Data about app and page elements
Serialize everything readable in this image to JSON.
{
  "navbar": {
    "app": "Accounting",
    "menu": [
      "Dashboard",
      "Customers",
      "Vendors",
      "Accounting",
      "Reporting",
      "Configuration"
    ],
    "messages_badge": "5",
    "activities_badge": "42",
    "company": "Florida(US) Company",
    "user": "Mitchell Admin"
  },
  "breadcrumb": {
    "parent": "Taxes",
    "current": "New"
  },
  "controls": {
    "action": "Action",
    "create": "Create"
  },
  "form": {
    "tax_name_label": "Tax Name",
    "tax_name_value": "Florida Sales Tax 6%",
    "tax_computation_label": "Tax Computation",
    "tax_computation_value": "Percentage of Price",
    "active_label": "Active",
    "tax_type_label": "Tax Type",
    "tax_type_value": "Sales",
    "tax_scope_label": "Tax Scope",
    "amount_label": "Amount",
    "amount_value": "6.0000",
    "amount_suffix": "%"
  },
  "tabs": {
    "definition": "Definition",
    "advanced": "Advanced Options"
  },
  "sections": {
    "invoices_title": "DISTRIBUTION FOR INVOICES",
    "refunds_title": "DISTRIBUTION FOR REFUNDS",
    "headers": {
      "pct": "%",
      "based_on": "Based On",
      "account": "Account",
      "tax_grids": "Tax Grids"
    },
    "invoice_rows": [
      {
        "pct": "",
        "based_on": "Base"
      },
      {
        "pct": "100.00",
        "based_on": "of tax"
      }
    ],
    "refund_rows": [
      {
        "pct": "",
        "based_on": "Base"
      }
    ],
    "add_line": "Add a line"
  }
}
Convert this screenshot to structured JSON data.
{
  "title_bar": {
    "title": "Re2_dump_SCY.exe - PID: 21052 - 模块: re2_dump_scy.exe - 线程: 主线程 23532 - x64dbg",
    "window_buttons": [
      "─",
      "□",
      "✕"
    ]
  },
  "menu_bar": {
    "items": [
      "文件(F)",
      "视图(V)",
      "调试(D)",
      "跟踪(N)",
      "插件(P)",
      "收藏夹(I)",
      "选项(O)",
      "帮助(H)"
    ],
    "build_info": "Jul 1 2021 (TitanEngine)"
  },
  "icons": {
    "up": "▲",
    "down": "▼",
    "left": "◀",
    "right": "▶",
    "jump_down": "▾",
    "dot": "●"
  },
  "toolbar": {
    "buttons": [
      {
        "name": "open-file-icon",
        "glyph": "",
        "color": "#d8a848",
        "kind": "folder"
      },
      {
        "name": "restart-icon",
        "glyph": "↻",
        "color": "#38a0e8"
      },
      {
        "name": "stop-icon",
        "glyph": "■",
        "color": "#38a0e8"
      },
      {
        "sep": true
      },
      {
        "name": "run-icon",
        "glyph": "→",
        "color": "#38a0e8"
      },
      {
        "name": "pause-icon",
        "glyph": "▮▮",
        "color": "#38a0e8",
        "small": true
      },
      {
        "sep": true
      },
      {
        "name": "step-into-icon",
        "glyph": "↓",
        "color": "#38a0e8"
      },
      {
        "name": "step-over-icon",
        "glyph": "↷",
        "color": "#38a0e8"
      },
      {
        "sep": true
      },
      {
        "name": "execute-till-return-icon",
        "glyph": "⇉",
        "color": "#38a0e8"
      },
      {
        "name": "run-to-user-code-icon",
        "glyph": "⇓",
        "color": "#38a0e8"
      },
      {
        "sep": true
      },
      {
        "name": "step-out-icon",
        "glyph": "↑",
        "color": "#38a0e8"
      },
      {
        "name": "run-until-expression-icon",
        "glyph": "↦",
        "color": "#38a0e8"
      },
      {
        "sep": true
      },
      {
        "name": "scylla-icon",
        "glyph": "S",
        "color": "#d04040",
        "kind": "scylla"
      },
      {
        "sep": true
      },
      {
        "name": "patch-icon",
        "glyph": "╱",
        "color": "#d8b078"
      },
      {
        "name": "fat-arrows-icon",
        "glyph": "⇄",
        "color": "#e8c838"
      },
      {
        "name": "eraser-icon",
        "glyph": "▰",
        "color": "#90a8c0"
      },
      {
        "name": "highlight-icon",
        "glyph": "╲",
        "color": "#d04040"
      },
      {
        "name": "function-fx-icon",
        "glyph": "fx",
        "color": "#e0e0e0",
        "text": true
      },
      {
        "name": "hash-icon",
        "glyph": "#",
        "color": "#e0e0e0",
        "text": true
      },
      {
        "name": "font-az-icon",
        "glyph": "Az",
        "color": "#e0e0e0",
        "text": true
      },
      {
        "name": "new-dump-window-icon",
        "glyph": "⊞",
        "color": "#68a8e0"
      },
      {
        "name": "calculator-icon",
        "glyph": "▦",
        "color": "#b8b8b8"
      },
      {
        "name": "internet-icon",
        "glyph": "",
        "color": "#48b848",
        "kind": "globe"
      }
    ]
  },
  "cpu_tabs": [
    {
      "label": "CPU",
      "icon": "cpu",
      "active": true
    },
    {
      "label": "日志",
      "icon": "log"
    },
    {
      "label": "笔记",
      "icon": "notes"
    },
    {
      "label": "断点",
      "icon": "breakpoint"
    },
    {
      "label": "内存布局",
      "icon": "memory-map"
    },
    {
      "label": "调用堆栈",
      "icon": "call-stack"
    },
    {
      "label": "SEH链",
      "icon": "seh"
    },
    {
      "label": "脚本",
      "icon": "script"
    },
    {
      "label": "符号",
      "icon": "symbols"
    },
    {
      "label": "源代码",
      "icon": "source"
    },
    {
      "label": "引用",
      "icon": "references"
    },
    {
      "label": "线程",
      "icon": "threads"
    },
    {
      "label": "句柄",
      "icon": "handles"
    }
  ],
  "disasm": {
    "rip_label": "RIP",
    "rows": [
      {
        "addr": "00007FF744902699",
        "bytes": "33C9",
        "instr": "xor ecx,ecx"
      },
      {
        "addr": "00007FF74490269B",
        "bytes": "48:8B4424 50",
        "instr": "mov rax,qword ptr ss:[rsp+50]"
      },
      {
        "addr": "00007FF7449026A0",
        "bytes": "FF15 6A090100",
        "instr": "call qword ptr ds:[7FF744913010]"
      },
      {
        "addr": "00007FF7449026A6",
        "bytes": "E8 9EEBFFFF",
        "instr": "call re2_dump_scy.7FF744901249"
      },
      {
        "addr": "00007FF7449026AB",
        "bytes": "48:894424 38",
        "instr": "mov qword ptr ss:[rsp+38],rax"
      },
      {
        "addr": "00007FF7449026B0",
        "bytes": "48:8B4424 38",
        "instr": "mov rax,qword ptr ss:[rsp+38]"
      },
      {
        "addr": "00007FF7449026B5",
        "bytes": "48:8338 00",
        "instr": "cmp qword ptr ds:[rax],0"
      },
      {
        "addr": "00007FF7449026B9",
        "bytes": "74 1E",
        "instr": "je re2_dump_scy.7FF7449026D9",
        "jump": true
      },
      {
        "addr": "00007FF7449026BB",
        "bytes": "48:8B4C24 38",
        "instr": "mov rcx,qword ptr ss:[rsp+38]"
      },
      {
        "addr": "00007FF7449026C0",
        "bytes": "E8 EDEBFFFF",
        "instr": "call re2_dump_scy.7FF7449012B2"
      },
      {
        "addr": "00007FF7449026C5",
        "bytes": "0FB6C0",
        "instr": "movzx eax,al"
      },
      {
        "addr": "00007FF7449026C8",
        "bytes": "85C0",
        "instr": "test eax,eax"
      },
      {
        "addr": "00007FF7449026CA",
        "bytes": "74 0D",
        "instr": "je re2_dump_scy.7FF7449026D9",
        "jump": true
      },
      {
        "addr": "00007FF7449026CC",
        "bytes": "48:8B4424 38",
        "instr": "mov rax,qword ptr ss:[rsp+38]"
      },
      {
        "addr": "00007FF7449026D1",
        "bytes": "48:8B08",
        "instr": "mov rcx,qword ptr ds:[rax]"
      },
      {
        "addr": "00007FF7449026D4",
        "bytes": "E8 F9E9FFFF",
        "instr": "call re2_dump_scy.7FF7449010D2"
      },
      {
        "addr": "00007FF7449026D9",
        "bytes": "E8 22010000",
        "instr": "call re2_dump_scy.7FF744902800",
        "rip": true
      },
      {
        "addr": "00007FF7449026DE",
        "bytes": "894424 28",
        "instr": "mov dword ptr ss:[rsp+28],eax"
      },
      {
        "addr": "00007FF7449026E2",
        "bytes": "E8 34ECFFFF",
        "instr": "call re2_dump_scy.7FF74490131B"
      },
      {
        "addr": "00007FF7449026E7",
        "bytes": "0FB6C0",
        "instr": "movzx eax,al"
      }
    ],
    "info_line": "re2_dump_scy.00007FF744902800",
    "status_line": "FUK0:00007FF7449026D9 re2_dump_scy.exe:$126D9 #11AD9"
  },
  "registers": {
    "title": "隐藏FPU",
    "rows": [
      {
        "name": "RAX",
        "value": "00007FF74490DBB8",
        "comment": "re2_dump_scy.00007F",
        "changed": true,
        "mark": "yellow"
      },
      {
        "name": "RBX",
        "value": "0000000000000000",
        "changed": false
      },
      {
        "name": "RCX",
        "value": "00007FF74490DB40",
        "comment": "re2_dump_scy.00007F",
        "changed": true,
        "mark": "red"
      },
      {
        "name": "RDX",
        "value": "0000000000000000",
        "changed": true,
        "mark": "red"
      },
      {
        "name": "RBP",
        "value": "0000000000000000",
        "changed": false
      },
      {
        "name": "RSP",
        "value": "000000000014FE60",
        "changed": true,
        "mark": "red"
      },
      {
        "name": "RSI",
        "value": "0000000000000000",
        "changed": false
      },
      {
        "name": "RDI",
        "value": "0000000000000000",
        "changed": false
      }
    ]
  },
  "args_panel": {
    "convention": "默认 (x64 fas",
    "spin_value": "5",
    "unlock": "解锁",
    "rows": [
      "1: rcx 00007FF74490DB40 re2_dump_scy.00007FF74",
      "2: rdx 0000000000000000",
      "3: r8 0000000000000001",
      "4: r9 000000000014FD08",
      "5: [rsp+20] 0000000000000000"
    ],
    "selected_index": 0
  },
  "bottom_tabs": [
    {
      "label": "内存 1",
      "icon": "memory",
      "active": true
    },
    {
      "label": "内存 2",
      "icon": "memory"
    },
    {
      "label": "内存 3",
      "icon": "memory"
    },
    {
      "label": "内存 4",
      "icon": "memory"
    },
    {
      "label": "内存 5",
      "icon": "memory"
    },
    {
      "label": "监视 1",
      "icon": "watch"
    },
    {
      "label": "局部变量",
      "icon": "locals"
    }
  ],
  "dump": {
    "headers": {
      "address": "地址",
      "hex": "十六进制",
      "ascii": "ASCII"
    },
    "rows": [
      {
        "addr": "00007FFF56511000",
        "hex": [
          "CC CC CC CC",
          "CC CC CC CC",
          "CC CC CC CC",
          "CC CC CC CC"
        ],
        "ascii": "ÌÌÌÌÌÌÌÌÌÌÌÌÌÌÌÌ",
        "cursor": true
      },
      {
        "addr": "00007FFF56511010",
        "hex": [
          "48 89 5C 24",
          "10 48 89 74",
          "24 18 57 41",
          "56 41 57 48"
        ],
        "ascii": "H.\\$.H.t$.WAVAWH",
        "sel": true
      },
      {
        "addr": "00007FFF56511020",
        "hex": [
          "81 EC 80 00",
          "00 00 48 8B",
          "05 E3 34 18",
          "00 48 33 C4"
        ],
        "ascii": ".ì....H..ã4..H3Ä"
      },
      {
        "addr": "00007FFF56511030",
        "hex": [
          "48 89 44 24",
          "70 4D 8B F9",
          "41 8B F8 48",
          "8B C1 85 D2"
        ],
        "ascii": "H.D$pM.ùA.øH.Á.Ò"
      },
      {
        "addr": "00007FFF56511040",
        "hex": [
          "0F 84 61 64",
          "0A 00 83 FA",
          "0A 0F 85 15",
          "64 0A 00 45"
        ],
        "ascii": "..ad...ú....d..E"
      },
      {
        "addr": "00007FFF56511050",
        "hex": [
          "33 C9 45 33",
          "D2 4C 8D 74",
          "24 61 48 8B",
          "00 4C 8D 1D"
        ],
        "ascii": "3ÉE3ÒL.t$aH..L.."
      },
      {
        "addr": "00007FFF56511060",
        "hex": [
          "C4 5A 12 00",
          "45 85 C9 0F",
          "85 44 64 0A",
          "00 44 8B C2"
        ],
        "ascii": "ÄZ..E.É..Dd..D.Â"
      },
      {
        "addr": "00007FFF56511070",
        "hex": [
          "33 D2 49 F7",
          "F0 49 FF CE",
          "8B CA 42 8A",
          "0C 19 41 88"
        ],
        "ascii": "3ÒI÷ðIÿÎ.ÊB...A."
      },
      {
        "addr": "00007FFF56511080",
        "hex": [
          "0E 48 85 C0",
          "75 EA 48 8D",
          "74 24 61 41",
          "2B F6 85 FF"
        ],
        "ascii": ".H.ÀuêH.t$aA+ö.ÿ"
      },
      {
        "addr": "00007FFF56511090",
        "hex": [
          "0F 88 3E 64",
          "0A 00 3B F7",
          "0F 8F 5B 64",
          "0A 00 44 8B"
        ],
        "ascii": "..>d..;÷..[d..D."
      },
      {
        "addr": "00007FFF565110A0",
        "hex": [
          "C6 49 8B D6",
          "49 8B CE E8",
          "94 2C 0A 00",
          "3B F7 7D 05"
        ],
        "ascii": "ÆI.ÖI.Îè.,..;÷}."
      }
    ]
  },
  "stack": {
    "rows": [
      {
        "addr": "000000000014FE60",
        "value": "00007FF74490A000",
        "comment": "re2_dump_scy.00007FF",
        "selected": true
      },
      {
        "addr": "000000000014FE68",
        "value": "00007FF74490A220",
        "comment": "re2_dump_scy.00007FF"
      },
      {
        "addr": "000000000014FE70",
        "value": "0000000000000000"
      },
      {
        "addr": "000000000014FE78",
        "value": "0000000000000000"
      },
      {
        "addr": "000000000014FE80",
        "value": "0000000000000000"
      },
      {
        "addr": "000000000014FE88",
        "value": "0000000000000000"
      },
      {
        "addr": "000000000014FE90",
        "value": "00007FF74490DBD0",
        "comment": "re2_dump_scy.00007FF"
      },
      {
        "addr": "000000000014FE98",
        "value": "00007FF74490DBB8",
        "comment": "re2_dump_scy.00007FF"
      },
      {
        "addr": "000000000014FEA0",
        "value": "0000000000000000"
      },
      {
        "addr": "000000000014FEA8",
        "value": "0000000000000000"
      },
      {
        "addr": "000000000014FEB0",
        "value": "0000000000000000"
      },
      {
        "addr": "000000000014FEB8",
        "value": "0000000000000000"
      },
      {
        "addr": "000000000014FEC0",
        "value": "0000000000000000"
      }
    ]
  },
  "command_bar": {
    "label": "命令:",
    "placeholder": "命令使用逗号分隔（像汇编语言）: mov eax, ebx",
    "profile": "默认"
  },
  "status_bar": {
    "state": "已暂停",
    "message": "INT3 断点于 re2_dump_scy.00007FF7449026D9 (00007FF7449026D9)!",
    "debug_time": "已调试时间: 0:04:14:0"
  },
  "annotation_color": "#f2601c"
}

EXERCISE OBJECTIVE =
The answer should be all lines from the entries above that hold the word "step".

RESULT FOR THIS EXERCISE =
        "name": "step-into-icon",
        "name": "step-over-icon",
        "name": "step-out-icon",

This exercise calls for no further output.